When counting, include every line of the data that holds "your", then state the total alone.
Excerpted data: Begin
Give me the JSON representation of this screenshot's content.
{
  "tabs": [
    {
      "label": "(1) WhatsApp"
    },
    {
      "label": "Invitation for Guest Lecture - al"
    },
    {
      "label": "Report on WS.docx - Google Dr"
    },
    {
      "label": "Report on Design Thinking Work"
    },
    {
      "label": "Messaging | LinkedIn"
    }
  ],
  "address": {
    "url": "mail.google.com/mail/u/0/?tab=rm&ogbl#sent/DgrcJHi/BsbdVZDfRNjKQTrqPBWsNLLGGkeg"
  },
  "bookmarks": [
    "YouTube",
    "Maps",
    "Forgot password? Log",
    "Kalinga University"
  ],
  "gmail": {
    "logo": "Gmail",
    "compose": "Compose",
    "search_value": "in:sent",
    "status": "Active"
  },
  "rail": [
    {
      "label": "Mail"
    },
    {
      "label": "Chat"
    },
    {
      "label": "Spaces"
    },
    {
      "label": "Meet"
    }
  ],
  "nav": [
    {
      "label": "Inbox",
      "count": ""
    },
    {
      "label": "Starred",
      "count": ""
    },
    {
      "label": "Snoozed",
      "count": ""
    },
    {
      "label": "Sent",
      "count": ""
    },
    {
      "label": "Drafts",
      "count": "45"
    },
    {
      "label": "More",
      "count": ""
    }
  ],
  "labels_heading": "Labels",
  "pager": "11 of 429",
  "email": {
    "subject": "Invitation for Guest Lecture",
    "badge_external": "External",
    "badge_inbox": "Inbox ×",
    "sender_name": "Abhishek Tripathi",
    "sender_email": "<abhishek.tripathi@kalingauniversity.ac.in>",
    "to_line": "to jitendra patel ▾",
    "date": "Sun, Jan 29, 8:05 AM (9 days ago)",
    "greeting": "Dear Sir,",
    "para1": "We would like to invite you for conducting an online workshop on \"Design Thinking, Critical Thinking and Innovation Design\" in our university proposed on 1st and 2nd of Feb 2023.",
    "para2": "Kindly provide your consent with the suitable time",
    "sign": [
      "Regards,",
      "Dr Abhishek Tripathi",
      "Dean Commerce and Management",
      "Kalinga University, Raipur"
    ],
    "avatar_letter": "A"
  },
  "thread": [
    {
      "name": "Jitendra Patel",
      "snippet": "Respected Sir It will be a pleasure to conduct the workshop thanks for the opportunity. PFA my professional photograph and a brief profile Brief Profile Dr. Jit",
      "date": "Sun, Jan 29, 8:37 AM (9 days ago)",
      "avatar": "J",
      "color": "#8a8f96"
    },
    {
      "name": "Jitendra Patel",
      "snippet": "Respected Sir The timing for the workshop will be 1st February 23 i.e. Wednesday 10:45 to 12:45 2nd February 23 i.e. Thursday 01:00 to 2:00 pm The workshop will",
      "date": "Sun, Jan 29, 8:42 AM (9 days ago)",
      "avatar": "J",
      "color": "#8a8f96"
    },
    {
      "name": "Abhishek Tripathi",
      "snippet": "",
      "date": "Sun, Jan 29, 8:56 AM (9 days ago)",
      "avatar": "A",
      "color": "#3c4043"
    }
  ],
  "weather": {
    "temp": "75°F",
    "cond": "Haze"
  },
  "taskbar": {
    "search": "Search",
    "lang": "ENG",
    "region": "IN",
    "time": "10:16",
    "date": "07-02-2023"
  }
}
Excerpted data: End
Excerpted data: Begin
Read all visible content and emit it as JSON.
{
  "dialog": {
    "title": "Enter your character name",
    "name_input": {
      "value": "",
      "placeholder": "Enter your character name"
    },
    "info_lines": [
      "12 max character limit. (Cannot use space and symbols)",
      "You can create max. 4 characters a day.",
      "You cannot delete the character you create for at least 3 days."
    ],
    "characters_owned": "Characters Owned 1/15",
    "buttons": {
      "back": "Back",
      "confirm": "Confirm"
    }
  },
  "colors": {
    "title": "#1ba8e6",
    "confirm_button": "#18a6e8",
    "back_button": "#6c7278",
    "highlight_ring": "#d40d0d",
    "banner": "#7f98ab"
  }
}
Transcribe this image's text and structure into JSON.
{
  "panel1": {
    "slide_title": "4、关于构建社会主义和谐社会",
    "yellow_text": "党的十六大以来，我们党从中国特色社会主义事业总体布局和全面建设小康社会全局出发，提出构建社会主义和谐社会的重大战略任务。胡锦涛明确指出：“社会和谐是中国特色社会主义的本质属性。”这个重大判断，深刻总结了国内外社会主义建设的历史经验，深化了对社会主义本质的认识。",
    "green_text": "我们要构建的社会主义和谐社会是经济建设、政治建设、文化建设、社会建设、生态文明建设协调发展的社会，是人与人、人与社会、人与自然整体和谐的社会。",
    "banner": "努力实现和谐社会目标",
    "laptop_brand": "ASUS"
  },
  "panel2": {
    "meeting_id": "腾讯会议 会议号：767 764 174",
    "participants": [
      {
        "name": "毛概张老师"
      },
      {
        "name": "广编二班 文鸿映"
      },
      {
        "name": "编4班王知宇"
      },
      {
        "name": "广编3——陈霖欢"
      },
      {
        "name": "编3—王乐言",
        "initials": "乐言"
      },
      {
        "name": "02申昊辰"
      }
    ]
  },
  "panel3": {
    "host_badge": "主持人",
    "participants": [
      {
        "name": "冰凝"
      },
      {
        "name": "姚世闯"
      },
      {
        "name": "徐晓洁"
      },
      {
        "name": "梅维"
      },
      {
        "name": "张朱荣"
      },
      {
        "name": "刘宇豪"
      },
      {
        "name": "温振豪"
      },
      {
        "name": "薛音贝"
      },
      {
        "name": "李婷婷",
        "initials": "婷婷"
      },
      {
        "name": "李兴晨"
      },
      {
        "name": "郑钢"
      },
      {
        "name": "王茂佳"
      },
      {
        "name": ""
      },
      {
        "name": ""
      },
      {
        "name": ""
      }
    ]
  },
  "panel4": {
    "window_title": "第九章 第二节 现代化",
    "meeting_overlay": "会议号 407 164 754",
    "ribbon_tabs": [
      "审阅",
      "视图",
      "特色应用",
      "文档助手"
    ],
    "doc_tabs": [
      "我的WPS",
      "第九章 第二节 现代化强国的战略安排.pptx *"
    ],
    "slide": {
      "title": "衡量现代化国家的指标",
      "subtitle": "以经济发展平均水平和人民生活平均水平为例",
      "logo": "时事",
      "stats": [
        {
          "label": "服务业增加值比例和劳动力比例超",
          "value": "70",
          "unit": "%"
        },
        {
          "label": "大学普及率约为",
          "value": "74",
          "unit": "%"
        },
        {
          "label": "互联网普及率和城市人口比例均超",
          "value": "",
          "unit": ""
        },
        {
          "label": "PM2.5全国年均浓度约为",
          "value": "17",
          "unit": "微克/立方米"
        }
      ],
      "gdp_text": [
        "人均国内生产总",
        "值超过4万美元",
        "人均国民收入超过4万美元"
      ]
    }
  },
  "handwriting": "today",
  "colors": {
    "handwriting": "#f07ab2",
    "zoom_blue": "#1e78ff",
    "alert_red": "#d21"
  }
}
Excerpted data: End
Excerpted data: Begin
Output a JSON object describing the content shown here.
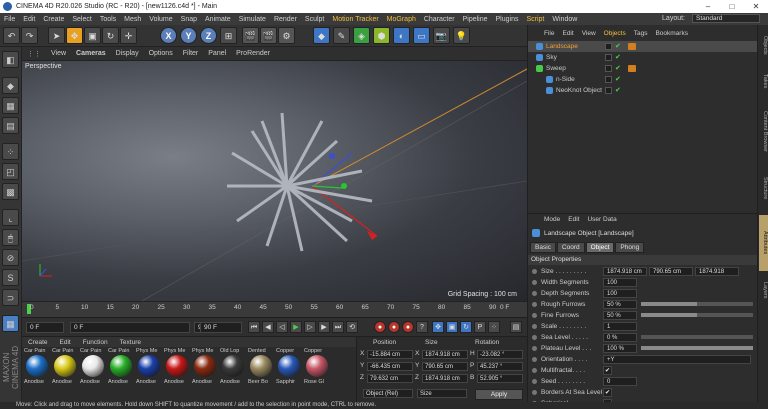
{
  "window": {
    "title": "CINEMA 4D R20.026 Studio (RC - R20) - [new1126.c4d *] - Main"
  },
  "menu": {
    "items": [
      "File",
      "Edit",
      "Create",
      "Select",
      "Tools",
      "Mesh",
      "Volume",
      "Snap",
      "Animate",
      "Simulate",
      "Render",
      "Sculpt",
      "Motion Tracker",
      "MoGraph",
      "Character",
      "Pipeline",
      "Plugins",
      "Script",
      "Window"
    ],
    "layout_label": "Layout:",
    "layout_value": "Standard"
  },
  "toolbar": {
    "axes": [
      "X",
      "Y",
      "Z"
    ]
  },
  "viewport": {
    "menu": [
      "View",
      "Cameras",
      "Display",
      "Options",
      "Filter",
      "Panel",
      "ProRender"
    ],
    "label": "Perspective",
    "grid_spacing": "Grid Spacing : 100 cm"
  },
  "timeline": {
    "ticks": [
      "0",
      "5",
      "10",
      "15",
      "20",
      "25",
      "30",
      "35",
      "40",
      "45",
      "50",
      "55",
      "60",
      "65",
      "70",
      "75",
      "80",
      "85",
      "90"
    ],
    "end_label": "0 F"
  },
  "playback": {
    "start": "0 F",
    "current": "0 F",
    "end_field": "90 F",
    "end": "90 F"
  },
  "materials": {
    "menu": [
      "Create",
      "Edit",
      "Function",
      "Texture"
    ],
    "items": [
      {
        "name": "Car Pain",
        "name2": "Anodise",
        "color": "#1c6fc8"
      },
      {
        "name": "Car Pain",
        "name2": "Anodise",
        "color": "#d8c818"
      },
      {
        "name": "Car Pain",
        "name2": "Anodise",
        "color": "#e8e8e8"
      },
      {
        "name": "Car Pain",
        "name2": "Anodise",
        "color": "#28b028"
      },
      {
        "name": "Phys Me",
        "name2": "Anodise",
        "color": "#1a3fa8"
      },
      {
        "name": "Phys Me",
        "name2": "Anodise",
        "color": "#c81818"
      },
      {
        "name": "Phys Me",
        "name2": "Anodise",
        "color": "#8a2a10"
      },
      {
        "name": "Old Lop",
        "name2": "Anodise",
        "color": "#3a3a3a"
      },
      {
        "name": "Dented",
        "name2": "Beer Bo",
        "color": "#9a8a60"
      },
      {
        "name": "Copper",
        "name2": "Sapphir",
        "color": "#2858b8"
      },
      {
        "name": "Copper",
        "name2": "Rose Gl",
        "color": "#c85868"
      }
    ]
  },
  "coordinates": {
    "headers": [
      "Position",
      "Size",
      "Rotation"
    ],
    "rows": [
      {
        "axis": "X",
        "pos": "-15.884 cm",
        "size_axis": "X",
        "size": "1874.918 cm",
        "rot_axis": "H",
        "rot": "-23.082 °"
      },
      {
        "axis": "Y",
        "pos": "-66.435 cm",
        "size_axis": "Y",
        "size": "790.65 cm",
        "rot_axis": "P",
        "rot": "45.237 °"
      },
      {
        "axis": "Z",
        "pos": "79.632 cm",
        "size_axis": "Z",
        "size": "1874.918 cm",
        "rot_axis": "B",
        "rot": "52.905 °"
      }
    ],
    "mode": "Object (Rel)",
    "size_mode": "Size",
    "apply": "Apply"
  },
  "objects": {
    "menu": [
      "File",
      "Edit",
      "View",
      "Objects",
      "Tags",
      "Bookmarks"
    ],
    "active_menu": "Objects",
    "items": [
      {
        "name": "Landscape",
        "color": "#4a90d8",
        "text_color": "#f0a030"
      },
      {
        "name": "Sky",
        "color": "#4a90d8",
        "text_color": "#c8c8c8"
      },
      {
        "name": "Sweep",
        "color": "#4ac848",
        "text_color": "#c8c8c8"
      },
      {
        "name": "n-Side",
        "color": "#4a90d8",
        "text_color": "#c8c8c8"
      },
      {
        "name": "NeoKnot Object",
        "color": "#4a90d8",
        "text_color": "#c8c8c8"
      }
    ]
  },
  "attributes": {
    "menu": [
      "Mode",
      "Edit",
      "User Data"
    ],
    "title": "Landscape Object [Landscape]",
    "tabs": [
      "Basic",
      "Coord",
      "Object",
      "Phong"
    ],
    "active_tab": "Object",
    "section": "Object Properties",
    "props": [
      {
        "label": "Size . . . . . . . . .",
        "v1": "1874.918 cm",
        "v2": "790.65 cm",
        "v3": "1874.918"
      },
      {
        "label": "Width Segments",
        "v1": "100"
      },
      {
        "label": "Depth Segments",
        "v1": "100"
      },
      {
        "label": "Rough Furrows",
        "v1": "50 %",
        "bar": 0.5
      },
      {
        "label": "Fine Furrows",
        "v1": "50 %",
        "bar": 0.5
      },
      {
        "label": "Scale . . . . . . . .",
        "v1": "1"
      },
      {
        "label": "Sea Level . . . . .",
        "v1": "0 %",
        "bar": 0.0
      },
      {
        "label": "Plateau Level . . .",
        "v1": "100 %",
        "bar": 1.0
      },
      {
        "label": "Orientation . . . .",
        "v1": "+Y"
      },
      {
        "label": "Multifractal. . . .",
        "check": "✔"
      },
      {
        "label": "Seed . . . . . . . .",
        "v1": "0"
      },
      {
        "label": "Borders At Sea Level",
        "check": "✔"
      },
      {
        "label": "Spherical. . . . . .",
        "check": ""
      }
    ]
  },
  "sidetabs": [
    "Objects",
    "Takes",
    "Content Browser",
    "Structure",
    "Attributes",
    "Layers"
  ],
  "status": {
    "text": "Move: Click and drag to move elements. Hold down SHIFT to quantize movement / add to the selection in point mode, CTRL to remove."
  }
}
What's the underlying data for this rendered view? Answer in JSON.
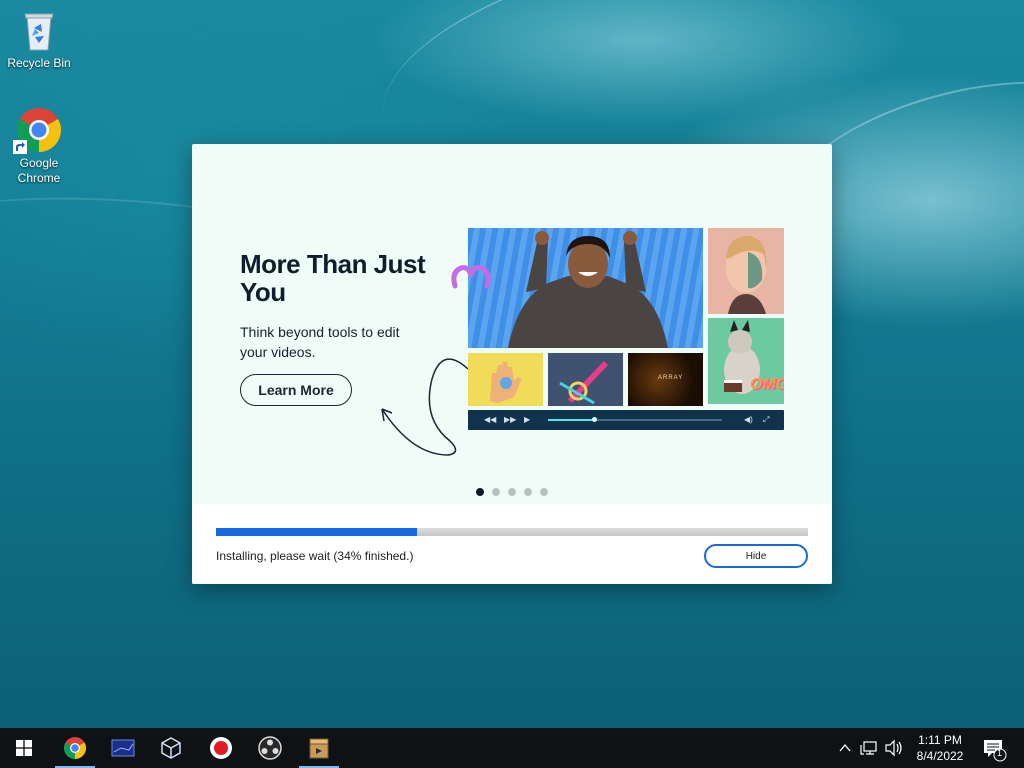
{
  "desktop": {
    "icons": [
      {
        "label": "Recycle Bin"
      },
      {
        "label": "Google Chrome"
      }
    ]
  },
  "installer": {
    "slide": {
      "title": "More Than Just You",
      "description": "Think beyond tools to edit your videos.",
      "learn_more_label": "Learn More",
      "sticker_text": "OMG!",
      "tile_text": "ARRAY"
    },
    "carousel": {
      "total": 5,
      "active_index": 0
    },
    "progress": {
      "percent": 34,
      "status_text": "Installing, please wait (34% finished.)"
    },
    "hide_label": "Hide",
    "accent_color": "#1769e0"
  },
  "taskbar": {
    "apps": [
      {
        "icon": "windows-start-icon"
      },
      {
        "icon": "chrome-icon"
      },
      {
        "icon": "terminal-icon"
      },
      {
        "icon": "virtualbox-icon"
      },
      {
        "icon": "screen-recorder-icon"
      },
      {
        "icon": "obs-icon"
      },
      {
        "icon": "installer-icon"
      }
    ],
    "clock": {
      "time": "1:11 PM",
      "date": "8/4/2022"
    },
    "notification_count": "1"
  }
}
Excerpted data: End
→ **Reply to the exercise**
4